DATA LISTING below:

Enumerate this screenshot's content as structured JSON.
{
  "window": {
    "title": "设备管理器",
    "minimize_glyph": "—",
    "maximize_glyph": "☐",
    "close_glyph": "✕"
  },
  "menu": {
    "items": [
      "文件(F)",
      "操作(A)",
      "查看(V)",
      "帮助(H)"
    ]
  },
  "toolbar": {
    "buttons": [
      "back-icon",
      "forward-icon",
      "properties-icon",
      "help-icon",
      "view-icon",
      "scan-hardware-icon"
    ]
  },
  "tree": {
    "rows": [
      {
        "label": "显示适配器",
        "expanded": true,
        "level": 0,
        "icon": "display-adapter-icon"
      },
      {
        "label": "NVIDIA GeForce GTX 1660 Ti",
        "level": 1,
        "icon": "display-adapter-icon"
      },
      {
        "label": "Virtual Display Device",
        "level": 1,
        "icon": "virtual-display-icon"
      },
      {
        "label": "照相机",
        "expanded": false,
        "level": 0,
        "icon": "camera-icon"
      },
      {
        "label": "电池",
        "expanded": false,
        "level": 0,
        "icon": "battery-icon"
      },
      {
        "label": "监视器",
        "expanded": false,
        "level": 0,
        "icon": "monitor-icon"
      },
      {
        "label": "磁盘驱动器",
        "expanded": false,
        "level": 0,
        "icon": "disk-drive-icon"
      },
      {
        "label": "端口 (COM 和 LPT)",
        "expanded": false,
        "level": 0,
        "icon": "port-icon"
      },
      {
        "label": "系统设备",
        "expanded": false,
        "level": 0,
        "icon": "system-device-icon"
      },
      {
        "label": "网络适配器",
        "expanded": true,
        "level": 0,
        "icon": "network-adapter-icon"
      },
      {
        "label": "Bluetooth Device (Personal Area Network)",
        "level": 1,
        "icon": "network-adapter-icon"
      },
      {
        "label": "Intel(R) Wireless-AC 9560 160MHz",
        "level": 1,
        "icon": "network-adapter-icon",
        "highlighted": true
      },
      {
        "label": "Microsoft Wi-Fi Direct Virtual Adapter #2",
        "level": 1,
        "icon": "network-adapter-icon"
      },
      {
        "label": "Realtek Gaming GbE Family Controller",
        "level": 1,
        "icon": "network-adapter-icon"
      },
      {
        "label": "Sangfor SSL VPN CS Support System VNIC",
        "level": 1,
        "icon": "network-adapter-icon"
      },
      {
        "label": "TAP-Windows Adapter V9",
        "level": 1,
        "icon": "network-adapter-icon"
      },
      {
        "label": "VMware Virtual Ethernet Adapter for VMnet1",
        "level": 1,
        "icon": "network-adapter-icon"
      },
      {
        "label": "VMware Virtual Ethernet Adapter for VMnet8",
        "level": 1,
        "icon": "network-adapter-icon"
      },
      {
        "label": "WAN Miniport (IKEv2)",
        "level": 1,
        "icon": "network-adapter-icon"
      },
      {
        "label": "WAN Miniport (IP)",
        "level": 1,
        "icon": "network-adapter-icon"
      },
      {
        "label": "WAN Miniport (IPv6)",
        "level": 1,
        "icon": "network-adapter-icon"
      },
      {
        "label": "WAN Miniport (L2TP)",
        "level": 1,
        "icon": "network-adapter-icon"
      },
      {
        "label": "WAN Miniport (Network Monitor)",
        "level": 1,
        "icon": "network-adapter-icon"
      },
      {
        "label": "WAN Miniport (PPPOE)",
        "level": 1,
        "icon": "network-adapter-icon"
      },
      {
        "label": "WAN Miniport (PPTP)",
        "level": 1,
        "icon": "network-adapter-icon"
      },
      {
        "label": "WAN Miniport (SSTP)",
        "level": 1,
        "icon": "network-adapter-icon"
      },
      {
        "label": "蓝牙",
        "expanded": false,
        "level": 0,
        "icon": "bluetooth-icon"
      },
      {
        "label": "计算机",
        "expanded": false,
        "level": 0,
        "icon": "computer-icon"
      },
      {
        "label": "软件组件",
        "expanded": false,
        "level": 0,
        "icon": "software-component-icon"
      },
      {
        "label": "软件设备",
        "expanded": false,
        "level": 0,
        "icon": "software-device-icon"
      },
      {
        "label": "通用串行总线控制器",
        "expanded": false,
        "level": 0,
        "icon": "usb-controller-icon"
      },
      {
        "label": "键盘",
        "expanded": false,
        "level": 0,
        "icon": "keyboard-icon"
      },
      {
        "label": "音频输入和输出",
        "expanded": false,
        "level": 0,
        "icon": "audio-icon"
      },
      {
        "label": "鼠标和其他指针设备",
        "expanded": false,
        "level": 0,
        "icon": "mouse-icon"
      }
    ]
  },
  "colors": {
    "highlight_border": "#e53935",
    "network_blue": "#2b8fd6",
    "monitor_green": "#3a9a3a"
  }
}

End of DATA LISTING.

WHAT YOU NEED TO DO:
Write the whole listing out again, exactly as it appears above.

EXERCISE ANSWER:
Enumerate this screenshot's content as structured JSON.
{
  "window": {
    "title": "设备管理器",
    "minimize_glyph": "—",
    "maximize_glyph": "☐",
    "close_glyph": "✕"
  },
  "menu": {
    "items": [
      "文件(F)",
      "操作(A)",
      "查看(V)",
      "帮助(H)"
    ]
  },
  "toolbar": {
    "buttons": [
      "back-icon",
      "forward-icon",
      "properties-icon",
      "help-icon",
      "view-icon",
      "scan-hardware-icon"
    ]
  },
  "tree": {
    "rows": [
      {
        "label": "显示适配器",
        "expanded": true,
        "level": 0,
        "icon": "display-adapter-icon"
      },
      {
        "label": "NVIDIA GeForce GTX 1660 Ti",
        "level": 1,
        "icon": "display-adapter-icon"
      },
      {
        "label": "Virtual Display Device",
        "level": 1,
        "icon": "virtual-display-icon"
      },
      {
        "label": "照相机",
        "expanded": false,
        "level": 0,
        "icon": "camera-icon"
      },
      {
        "label": "电池",
        "expanded": false,
        "level": 0,
        "icon": "battery-icon"
      },
      {
        "label": "监视器",
        "expanded": false,
        "level": 0,
        "icon": "monitor-icon"
      },
      {
        "label": "磁盘驱动器",
        "expanded": false,
        "level": 0,
        "icon": "disk-drive-icon"
      },
      {
        "label": "端口 (COM 和 LPT)",
        "expanded": false,
        "level": 0,
        "icon": "port-icon"
      },
      {
        "label": "系统设备",
        "expanded": false,
        "level": 0,
        "icon": "system-device-icon"
      },
      {
        "label": "网络适配器",
        "expanded": true,
        "level": 0,
        "icon": "network-adapter-icon"
      },
      {
        "label": "Bluetooth Device (Personal Area Network)",
        "level": 1,
        "icon": "network-adapter-icon"
      },
      {
        "label": "Intel(R) Wireless-AC 9560 160MHz",
        "level": 1,
        "icon": "network-adapter-icon",
        "highlighted": true
      },
      {
        "label": "Microsoft Wi-Fi Direct Virtual Adapter #2",
        "level": 1,
        "icon": "network-adapter-icon"
      },
      {
        "label": "Realtek Gaming GbE Family Controller",
        "level": 1,
        "icon": "network-adapter-icon"
      },
      {
        "label": "Sangfor SSL VPN CS Support System VNIC",
        "level": 1,
        "icon": "network-adapter-icon"
      },
      {
        "label": "TAP-Windows Adapter V9",
        "level": 1,
        "icon": "network-adapter-icon"
      },
      {
        "label": "VMware Virtual Ethernet Adapter for VMnet1",
        "level": 1,
        "icon": "network-adapter-icon"
      },
      {
        "label": "VMware Virtual Ethernet Adapter for VMnet8",
        "level": 1,
        "icon": "network-adapter-icon"
      },
      {
        "label": "WAN Miniport (IKEv2)",
        "level": 1,
        "icon": "network-adapter-icon"
      },
      {
        "label": "WAN Miniport (IP)",
        "level": 1,
        "icon": "network-adapter-icon"
      },
      {
        "label": "WAN Miniport (IPv6)",
        "level": 1,
        "icon": "network-adapter-icon"
      },
      {
        "label": "WAN Miniport (L2TP)",
        "level": 1,
        "icon": "network-adapter-icon"
      },
      {
        "label": "WAN Miniport (Network Monitor)",
        "level": 1,
        "icon": "network-adapter-icon"
      },
      {
        "label": "WAN Miniport (PPPOE)",
        "level": 1,
        "icon": "network-adapter-icon"
      },
      {
        "label": "WAN Miniport (PPTP)",
        "level": 1,
        "icon": "network-adapter-icon"
      },
      {
        "label": "WAN Miniport (SSTP)",
        "level": 1,
        "icon": "network-adapter-icon"
      },
      {
        "label": "蓝牙",
        "expanded": false,
        "level": 0,
        "icon": "bluetooth-icon"
      },
      {
        "label": "计算机",
        "expanded": false,
        "level": 0,
        "icon": "computer-icon"
      },
      {
        "label": "软件组件",
        "expanded": false,
        "level": 0,
        "icon": "software-component-icon"
      },
      {
        "label": "软件设备",
        "expanded": false,
        "level": 0,
        "icon": "software-device-icon"
      },
      {
        "label": "通用串行总线控制器",
        "expanded": false,
        "level": 0,
        "icon": "usb-controller-icon"
      },
      {
        "label": "键盘",
        "expanded": false,
        "level": 0,
        "icon": "keyboard-icon"
      },
      {
        "label": "音频输入和输出",
        "expanded": false,
        "level": 0,
        "icon": "audio-icon"
      },
      {
        "label": "鼠标和其他指针设备",
        "expanded": false,
        "level": 0,
        "icon": "mouse-icon"
      }
    ]
  },
  "colors": {
    "highlight_border": "#e53935",
    "network_blue": "#2b8fd6",
    "monitor_green": "#3a9a3a"
  }
}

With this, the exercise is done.